* **WORK TO BE COMPLETED**
Report every line below that has the string "filters" in it.

--- START ---

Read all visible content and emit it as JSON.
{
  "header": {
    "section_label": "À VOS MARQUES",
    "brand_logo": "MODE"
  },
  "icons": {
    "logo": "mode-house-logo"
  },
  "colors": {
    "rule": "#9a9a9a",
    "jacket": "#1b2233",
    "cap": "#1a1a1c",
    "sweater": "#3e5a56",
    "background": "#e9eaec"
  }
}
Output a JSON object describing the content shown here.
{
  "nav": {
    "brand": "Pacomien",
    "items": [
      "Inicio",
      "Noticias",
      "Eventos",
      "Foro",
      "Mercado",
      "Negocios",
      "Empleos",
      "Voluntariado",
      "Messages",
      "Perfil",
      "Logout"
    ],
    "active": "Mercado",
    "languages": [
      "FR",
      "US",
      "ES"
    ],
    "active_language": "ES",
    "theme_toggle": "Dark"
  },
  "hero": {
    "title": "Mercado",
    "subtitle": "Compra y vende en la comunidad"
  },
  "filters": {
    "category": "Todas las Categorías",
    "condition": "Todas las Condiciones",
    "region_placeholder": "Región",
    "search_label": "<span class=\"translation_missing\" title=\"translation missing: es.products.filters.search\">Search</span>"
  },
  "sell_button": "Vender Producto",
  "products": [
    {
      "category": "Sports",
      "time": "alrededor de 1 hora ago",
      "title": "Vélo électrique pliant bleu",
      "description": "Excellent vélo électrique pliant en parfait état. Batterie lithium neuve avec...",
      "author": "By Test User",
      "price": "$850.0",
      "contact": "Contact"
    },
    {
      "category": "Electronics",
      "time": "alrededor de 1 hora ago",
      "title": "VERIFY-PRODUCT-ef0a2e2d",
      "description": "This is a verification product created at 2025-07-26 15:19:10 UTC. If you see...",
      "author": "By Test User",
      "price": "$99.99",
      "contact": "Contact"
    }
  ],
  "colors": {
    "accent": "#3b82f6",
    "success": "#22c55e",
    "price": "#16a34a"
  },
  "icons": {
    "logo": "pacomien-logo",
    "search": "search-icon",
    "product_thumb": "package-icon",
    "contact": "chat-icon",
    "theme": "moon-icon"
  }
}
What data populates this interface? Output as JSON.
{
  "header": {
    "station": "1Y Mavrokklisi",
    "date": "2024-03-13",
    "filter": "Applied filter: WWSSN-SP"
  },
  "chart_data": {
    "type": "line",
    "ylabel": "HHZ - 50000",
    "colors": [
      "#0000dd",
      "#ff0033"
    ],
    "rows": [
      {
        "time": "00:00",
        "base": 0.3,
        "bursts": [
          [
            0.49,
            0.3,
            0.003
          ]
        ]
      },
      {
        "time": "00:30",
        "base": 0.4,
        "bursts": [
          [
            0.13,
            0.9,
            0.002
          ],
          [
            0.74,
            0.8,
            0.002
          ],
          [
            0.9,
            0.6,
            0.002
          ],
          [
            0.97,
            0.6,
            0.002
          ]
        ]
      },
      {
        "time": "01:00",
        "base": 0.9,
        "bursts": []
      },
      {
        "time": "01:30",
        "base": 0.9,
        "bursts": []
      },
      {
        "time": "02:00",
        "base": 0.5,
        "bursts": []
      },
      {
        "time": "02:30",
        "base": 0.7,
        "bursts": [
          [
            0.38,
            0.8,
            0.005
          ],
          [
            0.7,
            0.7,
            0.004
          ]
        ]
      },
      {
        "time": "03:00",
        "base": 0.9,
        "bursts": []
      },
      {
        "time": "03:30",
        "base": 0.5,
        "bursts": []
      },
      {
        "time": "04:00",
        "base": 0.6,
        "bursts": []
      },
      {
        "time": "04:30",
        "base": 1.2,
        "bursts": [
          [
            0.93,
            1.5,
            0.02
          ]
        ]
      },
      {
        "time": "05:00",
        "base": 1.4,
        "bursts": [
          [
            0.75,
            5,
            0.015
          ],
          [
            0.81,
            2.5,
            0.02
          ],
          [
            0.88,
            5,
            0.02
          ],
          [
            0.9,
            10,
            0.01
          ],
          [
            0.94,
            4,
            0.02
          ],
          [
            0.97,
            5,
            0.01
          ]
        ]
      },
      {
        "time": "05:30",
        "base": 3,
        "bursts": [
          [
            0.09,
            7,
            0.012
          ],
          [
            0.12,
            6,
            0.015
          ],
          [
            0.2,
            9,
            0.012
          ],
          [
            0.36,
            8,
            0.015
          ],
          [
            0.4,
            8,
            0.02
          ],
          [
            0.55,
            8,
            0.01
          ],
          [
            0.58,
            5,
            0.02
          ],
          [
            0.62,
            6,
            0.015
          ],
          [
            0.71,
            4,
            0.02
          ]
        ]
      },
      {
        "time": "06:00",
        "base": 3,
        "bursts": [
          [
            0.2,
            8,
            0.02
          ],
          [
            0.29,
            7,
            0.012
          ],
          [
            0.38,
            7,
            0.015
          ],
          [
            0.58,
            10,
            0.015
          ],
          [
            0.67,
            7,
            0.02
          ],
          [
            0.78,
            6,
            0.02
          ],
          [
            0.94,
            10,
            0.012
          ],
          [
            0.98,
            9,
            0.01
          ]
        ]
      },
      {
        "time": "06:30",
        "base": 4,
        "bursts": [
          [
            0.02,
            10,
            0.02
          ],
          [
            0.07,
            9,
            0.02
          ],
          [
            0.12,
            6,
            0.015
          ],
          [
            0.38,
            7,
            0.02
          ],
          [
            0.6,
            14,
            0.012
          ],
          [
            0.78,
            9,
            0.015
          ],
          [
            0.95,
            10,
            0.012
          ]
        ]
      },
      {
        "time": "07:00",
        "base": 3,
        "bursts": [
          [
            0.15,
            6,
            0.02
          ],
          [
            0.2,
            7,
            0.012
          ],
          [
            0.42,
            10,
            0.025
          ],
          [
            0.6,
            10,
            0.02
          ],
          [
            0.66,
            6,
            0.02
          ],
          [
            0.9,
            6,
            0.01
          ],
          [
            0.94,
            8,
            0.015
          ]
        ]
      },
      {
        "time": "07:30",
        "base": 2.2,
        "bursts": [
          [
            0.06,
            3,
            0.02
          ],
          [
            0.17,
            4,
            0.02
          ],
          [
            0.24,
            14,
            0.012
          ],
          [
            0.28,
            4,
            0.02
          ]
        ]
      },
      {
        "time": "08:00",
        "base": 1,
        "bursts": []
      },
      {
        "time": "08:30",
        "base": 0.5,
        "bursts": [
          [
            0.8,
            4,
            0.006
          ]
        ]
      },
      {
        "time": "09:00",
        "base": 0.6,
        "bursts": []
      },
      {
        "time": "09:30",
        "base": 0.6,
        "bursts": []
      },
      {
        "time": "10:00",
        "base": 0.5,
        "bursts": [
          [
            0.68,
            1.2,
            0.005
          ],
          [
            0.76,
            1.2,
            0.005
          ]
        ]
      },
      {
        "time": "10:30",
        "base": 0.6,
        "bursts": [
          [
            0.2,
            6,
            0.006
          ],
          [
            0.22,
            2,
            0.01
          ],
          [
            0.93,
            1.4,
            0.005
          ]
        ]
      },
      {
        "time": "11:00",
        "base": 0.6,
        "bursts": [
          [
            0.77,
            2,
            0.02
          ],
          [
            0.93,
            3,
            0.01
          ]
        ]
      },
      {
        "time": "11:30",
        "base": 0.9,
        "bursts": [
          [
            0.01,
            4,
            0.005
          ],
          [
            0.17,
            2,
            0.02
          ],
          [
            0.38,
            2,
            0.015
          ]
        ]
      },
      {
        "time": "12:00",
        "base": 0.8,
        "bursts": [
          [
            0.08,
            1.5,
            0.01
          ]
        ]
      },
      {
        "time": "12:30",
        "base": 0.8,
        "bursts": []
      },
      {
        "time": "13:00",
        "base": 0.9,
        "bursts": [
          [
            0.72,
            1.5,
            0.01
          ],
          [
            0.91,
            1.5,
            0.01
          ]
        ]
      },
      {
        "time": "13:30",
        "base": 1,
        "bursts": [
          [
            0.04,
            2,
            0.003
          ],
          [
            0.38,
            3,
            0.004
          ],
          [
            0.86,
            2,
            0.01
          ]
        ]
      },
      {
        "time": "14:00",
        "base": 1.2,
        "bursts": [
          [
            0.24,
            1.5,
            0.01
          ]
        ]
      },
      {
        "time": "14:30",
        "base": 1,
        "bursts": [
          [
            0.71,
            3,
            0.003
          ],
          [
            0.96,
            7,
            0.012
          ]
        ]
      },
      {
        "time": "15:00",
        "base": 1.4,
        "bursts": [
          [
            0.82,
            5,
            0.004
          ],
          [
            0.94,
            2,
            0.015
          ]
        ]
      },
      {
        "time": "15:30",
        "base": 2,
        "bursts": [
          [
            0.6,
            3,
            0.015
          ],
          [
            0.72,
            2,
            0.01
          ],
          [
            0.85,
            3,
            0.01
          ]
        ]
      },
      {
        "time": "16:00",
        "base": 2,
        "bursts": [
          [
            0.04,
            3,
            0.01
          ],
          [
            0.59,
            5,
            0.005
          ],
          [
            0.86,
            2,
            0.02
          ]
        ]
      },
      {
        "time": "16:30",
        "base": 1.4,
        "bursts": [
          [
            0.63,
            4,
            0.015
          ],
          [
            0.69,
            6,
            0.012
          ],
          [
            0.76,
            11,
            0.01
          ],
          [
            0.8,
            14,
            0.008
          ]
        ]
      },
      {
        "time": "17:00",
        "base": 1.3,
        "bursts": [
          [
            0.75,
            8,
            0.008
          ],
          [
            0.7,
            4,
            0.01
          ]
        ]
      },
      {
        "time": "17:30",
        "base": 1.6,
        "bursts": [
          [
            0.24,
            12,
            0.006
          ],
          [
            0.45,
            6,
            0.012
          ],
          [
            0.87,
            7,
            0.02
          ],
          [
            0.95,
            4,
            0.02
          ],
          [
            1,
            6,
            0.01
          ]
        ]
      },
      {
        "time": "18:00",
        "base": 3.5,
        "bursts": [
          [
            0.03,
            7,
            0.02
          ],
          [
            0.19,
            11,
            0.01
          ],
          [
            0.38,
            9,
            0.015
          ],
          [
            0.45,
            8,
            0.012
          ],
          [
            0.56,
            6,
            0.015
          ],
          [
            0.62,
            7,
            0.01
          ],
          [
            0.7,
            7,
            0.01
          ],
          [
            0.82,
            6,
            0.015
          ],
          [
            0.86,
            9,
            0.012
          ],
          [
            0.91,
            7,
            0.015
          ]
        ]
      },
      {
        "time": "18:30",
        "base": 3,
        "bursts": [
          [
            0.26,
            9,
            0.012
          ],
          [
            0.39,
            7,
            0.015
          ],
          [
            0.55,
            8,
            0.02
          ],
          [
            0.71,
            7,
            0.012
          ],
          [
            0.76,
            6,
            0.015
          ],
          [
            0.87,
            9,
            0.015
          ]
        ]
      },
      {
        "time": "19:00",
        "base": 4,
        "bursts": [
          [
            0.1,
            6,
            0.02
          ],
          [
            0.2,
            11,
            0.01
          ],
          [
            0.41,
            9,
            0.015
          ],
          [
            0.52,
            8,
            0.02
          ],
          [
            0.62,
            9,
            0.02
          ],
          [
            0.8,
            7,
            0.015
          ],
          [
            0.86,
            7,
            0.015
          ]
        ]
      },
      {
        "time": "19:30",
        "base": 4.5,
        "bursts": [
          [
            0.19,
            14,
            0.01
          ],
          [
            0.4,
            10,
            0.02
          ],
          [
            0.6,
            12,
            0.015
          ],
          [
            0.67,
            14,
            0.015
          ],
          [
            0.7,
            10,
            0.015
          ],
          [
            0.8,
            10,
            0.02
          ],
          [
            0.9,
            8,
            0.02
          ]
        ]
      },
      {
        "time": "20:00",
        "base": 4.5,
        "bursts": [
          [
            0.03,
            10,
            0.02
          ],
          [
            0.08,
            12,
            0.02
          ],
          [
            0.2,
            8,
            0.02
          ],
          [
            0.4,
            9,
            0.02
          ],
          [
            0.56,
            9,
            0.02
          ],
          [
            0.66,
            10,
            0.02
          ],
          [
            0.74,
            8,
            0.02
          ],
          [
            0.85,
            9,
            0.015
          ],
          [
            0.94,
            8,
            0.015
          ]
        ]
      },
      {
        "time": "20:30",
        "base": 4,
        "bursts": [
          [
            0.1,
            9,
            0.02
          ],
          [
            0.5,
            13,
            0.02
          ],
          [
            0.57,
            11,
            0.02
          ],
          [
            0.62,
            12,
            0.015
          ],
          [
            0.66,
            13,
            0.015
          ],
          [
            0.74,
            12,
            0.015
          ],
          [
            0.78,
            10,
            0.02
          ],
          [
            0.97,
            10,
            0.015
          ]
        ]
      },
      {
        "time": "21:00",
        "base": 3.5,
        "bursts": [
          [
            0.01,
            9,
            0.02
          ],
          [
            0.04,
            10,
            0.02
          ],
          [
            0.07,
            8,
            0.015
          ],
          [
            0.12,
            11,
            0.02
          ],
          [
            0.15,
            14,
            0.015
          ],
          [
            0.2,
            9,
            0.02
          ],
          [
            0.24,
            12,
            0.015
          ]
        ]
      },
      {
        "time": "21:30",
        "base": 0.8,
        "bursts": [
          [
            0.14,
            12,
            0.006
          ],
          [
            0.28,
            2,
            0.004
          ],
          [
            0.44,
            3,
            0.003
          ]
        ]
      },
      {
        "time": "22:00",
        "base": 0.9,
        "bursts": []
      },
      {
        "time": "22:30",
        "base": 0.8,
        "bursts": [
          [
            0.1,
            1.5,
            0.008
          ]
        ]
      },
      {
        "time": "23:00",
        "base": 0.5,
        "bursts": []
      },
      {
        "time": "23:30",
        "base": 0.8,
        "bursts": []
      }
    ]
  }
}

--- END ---

* **SOLUTION TO THIS TASK**
  "filters": {
    "search_label": "<span class=\"translation_missing\" title=\"translation missing: es.products.filters.search\">Search</span>"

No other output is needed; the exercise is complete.